* **EXCERPTED RECORDS**:
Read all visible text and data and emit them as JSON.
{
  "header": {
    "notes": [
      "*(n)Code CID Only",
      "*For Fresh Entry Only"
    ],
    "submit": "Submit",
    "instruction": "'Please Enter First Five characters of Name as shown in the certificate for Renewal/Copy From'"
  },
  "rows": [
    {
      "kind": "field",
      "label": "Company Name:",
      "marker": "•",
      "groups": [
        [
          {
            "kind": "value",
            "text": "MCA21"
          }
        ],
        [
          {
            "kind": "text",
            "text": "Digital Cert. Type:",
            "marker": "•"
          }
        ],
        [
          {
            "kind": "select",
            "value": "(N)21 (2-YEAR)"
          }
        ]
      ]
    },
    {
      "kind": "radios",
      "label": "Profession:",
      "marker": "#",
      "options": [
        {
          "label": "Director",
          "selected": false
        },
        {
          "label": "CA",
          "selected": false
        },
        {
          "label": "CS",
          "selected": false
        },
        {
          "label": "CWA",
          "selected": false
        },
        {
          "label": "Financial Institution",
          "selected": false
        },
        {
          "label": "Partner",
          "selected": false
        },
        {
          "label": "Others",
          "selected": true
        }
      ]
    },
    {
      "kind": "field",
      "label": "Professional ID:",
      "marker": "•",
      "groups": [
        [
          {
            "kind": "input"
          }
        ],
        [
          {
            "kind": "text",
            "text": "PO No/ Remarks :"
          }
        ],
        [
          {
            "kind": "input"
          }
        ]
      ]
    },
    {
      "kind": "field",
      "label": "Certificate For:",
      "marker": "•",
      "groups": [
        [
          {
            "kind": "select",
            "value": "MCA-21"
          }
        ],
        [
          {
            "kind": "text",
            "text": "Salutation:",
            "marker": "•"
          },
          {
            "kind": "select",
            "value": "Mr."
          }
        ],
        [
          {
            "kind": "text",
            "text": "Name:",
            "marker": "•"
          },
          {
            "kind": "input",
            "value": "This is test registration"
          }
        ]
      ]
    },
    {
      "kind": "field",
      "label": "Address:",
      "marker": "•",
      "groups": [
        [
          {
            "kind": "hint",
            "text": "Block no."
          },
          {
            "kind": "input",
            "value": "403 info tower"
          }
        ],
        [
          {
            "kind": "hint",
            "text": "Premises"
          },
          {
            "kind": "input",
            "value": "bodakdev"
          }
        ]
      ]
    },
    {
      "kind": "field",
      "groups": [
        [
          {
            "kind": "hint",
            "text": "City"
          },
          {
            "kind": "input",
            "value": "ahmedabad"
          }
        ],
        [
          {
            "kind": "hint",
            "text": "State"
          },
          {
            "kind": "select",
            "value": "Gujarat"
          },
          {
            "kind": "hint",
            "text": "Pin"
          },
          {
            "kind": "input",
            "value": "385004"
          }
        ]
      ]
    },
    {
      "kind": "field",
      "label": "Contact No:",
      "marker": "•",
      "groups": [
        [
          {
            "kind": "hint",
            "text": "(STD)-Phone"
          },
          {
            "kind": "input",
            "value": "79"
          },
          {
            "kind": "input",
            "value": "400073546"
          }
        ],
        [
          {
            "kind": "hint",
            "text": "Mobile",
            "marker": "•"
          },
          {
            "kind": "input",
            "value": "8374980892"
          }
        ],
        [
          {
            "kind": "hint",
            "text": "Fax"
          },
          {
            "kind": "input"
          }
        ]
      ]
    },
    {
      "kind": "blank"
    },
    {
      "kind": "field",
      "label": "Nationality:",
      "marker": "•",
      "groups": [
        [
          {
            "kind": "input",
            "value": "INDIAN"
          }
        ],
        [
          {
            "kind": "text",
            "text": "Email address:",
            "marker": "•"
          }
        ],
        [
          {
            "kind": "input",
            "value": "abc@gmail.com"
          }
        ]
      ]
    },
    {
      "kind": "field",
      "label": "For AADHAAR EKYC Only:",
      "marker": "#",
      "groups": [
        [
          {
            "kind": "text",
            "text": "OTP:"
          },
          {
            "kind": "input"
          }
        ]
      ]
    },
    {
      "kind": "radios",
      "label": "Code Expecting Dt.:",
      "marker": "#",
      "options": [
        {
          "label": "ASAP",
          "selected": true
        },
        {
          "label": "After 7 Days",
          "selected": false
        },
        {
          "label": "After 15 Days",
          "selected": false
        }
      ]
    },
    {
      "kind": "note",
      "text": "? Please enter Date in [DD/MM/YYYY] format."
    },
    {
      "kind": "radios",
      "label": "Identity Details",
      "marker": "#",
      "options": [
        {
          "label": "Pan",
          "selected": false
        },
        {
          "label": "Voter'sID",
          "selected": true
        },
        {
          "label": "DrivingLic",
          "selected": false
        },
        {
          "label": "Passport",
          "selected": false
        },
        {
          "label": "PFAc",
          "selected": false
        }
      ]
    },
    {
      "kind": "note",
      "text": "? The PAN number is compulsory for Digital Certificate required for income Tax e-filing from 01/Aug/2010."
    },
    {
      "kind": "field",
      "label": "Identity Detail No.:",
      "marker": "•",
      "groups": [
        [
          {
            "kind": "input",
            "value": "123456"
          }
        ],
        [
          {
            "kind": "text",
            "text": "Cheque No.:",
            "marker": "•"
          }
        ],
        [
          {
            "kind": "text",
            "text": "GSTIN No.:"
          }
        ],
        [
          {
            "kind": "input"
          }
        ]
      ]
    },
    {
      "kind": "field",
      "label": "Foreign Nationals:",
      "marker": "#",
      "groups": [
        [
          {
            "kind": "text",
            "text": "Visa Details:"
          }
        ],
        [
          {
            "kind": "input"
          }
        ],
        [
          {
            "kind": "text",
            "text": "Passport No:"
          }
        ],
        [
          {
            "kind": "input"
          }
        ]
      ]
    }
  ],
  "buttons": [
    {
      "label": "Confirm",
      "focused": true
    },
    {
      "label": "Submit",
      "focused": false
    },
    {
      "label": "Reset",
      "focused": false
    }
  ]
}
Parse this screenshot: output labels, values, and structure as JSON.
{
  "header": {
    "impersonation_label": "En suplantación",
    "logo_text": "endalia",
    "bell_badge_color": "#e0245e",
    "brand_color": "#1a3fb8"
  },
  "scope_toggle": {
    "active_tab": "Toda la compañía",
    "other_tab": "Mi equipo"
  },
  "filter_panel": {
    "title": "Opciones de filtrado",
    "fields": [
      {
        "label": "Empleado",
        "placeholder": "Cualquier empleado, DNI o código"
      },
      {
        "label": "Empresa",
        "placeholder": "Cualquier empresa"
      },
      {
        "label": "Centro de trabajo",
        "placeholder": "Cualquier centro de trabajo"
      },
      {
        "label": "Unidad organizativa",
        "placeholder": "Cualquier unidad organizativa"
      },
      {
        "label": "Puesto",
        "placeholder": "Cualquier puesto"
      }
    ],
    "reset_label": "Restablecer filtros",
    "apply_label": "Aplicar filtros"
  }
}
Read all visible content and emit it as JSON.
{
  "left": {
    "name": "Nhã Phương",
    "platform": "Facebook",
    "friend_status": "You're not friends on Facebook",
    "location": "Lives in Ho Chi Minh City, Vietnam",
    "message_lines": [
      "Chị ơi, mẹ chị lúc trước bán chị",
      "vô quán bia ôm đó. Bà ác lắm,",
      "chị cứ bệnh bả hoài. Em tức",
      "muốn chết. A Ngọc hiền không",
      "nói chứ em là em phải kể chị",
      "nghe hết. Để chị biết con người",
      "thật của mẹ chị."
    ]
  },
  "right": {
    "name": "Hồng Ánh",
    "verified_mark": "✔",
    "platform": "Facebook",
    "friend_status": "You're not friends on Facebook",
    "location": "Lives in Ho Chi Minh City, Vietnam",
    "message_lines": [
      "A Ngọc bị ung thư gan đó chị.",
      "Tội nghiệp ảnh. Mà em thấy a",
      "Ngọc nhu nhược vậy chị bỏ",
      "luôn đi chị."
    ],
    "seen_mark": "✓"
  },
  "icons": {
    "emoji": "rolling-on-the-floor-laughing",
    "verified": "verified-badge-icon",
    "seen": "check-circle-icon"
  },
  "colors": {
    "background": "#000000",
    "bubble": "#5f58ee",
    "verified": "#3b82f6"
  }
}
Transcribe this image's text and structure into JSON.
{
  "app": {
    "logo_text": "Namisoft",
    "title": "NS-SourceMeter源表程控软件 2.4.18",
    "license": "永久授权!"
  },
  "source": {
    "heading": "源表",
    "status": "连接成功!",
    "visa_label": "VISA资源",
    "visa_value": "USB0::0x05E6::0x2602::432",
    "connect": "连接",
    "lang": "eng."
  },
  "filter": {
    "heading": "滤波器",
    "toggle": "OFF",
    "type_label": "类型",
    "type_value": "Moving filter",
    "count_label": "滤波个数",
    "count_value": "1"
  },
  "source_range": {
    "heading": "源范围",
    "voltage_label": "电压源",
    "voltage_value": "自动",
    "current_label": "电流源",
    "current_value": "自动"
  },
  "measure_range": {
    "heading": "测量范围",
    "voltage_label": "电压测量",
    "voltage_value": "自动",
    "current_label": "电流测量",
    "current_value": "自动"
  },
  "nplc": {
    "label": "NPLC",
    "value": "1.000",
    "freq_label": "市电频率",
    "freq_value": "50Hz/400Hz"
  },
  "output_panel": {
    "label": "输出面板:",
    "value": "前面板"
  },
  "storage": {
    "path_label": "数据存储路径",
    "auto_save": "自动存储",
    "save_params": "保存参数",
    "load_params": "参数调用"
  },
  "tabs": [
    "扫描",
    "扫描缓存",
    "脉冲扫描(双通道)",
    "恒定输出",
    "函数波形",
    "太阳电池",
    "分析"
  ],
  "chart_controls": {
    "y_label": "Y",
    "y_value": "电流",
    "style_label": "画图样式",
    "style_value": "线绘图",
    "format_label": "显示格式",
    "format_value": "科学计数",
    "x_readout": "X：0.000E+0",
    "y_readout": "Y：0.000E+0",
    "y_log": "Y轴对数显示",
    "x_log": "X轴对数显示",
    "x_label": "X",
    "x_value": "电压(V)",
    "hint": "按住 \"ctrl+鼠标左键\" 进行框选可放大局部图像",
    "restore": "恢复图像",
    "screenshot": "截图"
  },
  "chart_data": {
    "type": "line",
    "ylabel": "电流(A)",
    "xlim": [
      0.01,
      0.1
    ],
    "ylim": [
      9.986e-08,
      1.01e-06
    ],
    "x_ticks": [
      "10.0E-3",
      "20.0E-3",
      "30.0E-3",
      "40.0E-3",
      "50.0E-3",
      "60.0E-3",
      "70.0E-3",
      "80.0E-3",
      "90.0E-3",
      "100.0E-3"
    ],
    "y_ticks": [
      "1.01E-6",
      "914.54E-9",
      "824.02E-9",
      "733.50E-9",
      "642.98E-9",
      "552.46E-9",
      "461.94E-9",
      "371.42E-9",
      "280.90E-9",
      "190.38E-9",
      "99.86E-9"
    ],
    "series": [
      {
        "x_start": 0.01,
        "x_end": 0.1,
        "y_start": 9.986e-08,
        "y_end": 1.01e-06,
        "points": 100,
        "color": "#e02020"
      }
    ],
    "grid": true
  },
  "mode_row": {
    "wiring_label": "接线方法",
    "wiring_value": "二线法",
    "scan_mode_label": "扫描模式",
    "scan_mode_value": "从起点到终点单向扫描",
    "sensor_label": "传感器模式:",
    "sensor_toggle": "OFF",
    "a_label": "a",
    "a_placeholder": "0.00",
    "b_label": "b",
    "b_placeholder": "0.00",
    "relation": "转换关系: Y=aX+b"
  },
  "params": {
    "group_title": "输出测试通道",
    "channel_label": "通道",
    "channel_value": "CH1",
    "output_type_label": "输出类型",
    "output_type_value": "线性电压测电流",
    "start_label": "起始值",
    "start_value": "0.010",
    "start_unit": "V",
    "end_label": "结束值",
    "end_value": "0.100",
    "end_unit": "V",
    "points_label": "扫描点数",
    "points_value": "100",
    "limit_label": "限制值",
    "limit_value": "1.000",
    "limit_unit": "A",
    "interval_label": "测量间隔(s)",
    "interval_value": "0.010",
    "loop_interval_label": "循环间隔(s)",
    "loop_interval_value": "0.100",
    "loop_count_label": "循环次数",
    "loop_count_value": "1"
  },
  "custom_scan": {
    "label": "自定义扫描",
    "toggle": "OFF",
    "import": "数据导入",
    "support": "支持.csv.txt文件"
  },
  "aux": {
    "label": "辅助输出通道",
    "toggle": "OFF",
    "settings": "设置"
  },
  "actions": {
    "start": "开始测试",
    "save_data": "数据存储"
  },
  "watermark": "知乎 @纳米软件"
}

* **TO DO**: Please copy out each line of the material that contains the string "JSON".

* **ANSWER**:
Read all visible text and data and emit them as JSON.
Parse this screenshot: output labels, values, and structure as JSON.
Read all visible content and emit it as JSON.
Transcribe this image's text and structure into JSON.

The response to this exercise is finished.